Try it — Lines containing the word "index" are the ones to copy from the records below.

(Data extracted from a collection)
- Opening Delimiter -

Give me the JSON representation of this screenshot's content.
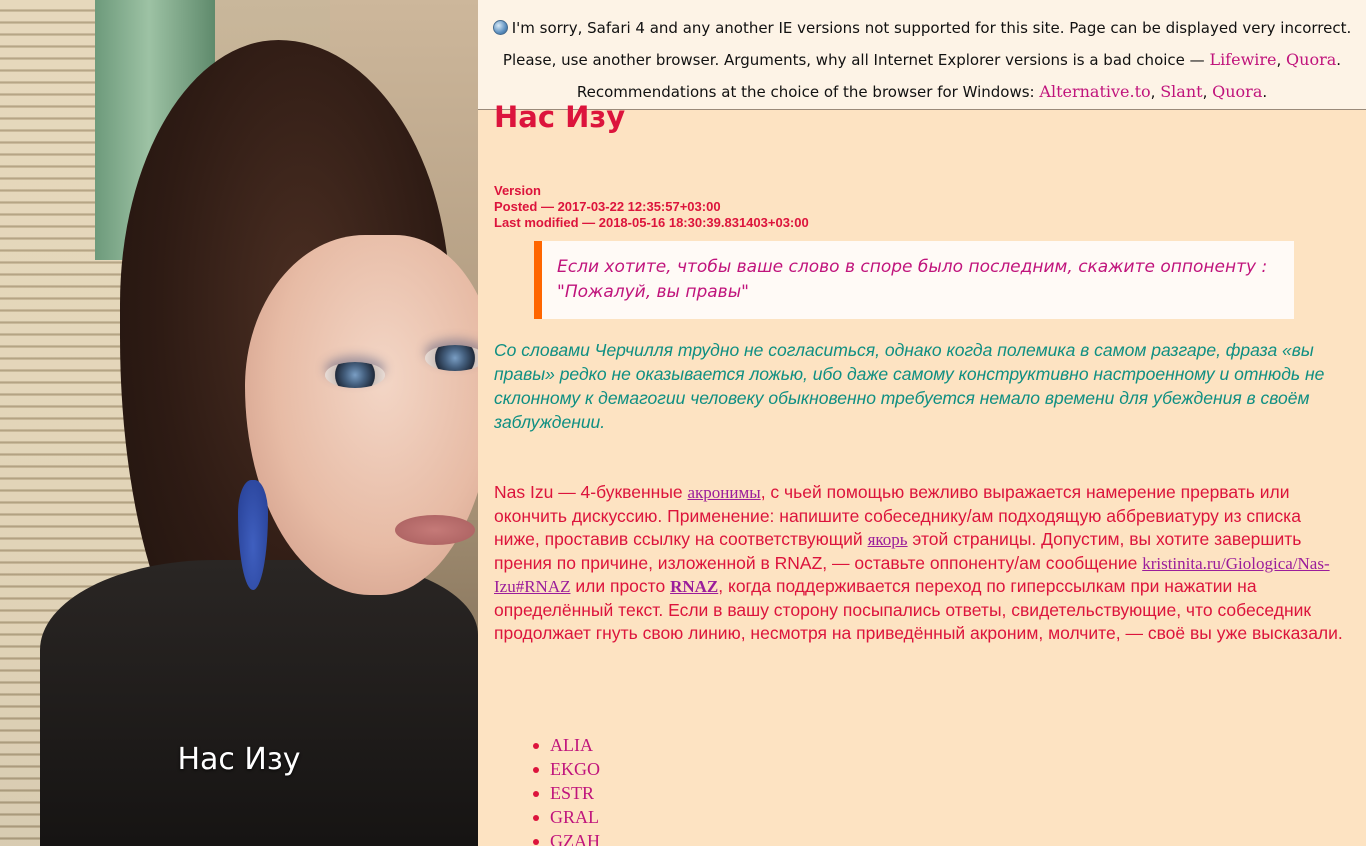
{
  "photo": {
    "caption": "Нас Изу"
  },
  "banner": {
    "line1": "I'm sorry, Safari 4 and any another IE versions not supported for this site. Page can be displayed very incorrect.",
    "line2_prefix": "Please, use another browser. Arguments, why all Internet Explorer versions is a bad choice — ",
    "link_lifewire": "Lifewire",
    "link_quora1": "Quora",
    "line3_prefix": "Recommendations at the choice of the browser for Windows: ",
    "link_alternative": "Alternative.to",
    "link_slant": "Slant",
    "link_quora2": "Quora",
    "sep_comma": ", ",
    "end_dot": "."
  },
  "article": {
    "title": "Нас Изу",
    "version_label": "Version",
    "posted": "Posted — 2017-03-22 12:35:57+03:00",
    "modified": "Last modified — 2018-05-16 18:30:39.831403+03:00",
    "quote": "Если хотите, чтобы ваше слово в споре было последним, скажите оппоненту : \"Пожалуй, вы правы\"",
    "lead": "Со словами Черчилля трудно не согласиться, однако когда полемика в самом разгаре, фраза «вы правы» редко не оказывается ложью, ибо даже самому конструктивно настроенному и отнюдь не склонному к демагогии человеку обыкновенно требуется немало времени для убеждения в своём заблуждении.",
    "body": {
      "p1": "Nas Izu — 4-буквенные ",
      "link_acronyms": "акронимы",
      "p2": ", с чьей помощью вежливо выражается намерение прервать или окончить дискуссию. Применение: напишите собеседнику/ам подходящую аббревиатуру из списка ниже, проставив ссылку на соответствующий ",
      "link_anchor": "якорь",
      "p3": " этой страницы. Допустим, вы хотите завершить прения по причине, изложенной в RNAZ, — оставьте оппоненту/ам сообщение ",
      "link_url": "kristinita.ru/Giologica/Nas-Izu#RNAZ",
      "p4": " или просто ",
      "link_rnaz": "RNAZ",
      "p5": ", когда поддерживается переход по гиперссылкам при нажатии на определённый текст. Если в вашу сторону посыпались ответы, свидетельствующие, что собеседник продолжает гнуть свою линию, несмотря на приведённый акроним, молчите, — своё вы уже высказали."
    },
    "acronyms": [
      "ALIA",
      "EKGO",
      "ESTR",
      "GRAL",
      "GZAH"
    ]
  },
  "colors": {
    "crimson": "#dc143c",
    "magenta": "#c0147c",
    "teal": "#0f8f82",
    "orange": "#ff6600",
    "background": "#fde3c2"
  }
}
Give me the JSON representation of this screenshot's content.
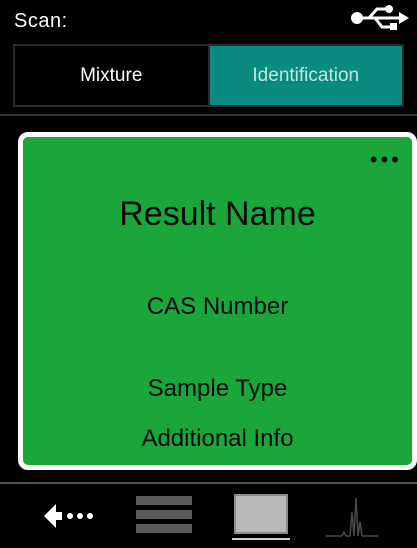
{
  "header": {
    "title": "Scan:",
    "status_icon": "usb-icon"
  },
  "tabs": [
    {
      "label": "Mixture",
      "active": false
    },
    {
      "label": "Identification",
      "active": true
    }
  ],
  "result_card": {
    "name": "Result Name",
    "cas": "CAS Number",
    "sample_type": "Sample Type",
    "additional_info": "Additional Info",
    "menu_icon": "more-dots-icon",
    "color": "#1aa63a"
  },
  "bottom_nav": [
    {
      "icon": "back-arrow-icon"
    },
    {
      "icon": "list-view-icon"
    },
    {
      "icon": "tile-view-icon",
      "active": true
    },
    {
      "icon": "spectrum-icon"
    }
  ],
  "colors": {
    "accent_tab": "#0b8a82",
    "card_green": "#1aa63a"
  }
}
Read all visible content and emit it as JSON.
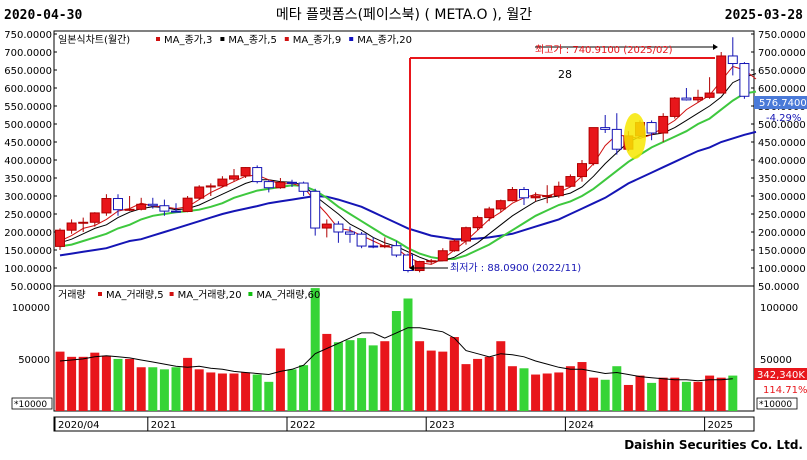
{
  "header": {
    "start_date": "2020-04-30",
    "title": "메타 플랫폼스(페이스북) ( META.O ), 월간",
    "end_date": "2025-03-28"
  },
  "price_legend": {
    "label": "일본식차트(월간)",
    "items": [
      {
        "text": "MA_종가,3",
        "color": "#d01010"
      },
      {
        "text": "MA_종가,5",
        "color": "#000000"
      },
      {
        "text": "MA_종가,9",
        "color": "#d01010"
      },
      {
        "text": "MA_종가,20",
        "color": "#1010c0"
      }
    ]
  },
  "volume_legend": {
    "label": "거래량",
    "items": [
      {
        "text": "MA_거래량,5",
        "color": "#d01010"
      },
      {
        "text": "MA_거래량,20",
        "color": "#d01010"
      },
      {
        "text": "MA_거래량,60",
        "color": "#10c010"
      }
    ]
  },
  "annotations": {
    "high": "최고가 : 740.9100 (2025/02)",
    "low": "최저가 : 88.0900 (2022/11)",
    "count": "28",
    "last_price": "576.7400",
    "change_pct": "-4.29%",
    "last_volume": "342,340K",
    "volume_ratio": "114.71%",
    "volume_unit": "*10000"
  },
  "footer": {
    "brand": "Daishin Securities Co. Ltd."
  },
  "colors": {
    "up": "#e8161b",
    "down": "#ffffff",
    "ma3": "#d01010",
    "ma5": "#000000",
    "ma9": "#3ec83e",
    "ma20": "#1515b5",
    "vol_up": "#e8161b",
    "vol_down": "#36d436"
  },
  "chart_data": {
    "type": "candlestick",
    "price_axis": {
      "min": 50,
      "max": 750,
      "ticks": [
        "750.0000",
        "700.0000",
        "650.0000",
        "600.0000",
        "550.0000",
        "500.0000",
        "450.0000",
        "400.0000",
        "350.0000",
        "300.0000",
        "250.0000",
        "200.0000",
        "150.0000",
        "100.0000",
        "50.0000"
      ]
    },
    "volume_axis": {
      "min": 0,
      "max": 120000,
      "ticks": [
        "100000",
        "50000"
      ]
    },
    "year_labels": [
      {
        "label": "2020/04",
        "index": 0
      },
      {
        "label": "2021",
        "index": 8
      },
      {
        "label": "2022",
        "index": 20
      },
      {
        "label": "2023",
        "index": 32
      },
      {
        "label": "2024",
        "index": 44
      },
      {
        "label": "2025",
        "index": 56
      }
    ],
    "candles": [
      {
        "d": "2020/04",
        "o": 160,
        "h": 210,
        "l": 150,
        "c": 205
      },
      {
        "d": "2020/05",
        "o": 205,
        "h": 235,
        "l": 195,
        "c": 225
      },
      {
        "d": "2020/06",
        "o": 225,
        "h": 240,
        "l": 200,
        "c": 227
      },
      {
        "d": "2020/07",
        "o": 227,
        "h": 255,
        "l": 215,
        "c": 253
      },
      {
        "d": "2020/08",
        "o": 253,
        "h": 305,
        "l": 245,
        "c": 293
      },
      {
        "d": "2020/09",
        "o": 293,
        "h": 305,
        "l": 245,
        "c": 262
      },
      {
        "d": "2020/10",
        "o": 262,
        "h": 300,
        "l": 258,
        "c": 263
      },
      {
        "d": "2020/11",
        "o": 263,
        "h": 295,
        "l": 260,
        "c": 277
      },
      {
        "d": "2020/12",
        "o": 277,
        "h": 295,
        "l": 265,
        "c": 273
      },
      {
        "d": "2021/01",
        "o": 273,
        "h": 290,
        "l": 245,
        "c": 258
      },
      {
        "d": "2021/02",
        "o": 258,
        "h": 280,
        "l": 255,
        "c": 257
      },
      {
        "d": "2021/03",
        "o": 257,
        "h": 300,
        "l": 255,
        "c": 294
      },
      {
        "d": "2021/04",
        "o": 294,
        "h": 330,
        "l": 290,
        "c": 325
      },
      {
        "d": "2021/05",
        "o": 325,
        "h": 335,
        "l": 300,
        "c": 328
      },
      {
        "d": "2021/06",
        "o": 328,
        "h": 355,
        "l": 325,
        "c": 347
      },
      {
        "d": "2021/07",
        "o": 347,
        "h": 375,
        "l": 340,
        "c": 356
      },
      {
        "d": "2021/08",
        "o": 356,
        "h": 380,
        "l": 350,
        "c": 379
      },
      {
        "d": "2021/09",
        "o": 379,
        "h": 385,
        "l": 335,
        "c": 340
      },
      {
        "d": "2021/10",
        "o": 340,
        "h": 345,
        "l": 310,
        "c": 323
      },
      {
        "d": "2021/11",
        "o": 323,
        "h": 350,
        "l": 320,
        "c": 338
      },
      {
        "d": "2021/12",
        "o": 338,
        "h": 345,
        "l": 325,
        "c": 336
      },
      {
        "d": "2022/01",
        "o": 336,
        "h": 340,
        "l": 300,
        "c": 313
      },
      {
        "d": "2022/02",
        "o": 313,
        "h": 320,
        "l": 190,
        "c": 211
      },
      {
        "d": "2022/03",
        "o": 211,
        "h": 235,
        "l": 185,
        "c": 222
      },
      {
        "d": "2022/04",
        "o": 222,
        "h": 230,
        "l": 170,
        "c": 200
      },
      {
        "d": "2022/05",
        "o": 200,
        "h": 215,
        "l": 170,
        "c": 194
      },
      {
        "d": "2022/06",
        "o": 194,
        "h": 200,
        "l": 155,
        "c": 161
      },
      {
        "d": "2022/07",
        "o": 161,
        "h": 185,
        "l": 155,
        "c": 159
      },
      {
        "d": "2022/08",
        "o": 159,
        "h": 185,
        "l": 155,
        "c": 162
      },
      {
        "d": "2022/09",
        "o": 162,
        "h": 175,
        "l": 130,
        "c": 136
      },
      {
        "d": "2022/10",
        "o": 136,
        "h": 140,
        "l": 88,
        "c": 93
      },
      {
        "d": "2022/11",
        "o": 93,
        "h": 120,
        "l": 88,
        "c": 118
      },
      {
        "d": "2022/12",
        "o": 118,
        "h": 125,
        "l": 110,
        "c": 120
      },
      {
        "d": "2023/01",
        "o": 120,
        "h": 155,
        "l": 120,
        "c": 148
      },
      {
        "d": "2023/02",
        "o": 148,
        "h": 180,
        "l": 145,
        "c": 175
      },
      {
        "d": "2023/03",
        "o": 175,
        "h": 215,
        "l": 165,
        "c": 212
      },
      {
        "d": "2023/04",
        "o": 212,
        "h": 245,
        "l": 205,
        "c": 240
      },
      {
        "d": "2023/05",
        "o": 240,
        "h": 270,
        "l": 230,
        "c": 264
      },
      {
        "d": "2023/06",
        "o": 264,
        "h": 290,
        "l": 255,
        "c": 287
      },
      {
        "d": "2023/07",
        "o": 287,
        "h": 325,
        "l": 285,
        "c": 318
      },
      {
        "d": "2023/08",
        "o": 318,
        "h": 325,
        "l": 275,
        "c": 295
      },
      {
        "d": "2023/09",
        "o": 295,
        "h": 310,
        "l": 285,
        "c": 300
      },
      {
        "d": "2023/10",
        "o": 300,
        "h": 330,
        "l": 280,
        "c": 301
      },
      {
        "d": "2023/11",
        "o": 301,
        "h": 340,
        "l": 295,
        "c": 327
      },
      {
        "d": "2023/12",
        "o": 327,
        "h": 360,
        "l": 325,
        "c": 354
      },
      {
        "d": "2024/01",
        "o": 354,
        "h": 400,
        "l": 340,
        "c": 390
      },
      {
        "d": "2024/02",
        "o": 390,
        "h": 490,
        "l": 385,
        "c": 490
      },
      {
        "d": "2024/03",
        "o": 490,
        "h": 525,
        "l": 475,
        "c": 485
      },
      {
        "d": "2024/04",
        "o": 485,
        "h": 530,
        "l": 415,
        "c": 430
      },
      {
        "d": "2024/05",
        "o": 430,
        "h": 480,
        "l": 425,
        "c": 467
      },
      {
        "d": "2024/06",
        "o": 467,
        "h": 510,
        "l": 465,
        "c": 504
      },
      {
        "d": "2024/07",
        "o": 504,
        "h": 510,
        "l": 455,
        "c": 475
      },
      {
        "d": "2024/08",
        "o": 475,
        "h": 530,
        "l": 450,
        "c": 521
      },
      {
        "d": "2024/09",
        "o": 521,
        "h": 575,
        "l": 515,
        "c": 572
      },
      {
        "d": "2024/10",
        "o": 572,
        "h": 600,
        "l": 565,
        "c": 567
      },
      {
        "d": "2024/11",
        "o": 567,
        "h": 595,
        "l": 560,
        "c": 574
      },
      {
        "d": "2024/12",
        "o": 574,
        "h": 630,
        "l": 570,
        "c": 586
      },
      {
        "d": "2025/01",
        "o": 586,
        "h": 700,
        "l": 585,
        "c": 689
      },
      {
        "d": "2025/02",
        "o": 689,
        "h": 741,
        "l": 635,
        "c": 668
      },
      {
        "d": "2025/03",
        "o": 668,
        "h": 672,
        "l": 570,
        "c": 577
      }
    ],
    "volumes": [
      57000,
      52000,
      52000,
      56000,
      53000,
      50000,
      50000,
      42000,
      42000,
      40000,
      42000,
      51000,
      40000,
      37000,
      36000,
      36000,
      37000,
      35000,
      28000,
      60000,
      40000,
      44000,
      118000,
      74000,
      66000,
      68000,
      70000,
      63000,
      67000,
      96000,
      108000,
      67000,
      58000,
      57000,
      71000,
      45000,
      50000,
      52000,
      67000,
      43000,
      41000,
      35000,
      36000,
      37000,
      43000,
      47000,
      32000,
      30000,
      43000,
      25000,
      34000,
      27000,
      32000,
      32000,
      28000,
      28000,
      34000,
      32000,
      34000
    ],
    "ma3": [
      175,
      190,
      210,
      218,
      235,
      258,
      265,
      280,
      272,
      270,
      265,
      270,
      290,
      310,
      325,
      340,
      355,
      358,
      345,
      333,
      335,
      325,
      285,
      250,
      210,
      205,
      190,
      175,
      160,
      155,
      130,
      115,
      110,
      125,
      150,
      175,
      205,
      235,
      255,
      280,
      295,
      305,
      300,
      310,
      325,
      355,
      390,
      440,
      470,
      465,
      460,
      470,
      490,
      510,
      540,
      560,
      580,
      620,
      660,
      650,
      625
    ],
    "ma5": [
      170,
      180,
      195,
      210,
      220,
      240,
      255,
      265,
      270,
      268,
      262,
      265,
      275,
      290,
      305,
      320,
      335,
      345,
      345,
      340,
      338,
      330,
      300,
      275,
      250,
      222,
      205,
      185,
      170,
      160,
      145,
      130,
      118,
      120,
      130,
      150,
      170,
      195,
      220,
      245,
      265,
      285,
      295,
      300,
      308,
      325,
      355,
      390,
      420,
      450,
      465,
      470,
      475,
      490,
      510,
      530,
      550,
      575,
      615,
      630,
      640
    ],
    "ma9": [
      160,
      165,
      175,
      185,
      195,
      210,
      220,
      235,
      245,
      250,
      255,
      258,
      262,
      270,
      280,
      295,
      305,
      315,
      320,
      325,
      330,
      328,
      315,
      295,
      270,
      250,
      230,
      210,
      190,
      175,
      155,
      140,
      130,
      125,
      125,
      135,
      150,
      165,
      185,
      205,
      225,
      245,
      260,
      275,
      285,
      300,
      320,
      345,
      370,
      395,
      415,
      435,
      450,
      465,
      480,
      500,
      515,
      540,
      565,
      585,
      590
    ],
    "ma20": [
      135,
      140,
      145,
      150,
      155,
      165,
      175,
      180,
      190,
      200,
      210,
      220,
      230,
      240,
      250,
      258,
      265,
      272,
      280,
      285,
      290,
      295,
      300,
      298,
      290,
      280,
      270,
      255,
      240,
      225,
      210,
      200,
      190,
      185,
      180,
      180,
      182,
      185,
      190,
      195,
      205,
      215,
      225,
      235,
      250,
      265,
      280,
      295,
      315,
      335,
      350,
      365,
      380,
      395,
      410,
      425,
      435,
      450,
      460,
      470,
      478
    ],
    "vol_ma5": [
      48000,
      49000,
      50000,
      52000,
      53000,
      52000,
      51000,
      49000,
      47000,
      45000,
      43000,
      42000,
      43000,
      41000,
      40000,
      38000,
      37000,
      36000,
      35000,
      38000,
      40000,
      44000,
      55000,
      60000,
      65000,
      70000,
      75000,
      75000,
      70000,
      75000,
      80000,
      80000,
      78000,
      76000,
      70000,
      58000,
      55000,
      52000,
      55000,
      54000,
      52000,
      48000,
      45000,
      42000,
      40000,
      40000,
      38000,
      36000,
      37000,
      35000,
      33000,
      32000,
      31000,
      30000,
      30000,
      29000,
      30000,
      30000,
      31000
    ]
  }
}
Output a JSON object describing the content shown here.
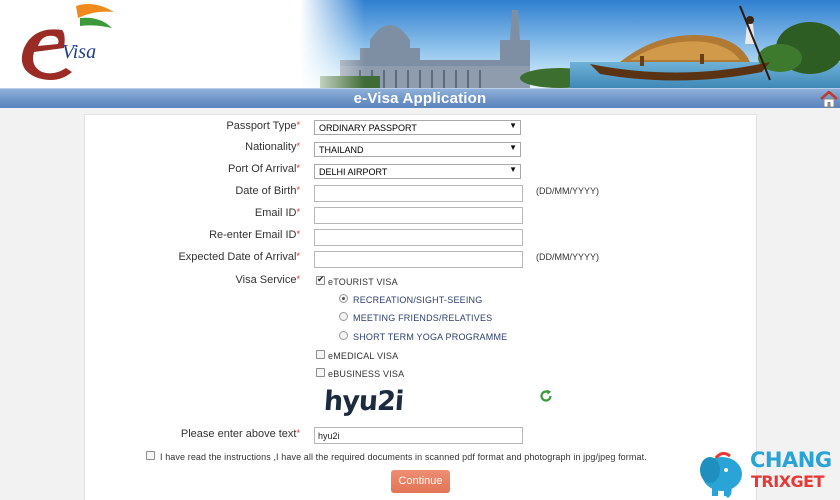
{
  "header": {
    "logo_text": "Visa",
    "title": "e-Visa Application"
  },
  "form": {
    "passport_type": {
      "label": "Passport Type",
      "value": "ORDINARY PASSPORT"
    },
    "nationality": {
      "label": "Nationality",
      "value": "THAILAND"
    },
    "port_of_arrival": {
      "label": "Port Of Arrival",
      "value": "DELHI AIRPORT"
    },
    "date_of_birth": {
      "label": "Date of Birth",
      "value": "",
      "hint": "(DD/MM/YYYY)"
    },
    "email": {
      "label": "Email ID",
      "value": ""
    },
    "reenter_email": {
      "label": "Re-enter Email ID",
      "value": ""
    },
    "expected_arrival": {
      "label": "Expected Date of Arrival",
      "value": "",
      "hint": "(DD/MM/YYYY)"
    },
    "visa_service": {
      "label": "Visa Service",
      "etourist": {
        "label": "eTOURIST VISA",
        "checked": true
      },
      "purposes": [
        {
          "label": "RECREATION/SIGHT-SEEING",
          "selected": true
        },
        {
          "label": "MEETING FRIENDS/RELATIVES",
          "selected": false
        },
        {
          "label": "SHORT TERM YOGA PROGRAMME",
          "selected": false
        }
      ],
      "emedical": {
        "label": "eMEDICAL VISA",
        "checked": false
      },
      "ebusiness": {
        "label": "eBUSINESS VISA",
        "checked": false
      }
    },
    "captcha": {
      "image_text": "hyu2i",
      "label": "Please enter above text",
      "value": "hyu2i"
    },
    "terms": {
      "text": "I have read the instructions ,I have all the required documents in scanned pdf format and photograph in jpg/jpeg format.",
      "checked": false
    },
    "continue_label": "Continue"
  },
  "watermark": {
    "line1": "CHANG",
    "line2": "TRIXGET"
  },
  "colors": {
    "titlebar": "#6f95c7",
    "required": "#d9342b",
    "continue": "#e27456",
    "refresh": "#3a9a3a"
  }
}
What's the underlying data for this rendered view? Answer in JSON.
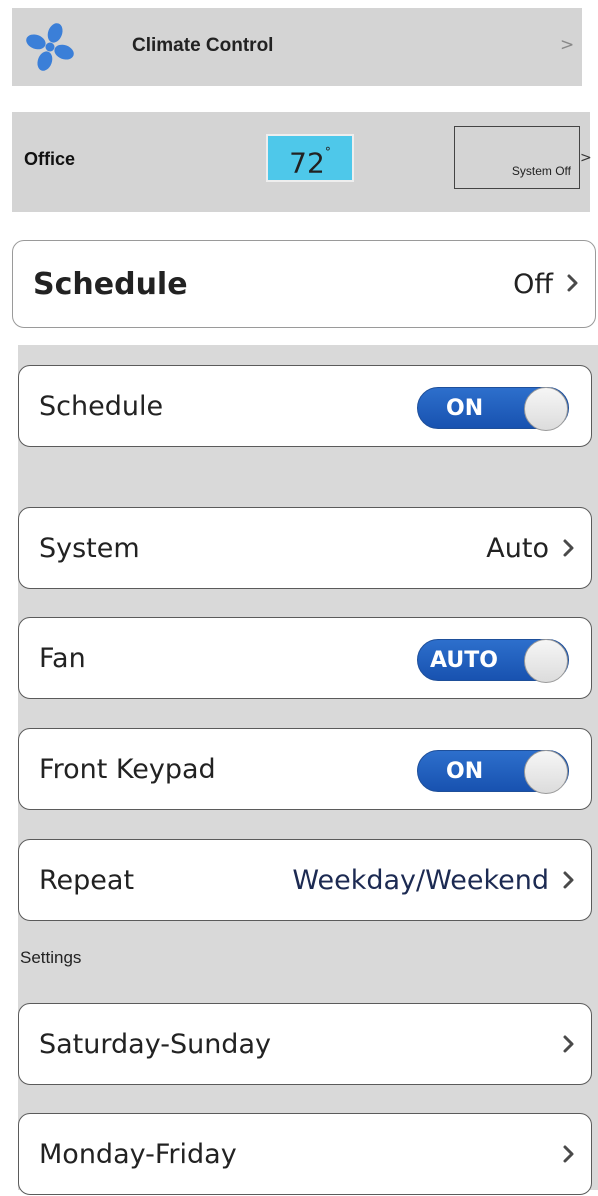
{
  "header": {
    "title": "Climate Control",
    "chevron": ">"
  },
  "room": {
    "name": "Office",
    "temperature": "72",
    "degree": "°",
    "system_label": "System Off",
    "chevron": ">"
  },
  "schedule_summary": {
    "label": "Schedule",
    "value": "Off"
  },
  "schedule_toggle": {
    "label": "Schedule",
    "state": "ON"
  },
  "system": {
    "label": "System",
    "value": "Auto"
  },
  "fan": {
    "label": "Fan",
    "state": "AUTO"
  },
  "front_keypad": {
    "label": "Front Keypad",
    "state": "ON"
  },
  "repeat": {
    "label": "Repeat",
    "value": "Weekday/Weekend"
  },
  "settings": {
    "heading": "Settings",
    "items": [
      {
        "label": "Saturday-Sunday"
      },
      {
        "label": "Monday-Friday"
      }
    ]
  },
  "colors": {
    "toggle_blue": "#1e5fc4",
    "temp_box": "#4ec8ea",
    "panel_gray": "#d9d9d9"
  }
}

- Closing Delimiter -

Your response —
        "index": 0
        "index": 8
        "index": 20
        "index": 32
        "index": 44
        "index": 56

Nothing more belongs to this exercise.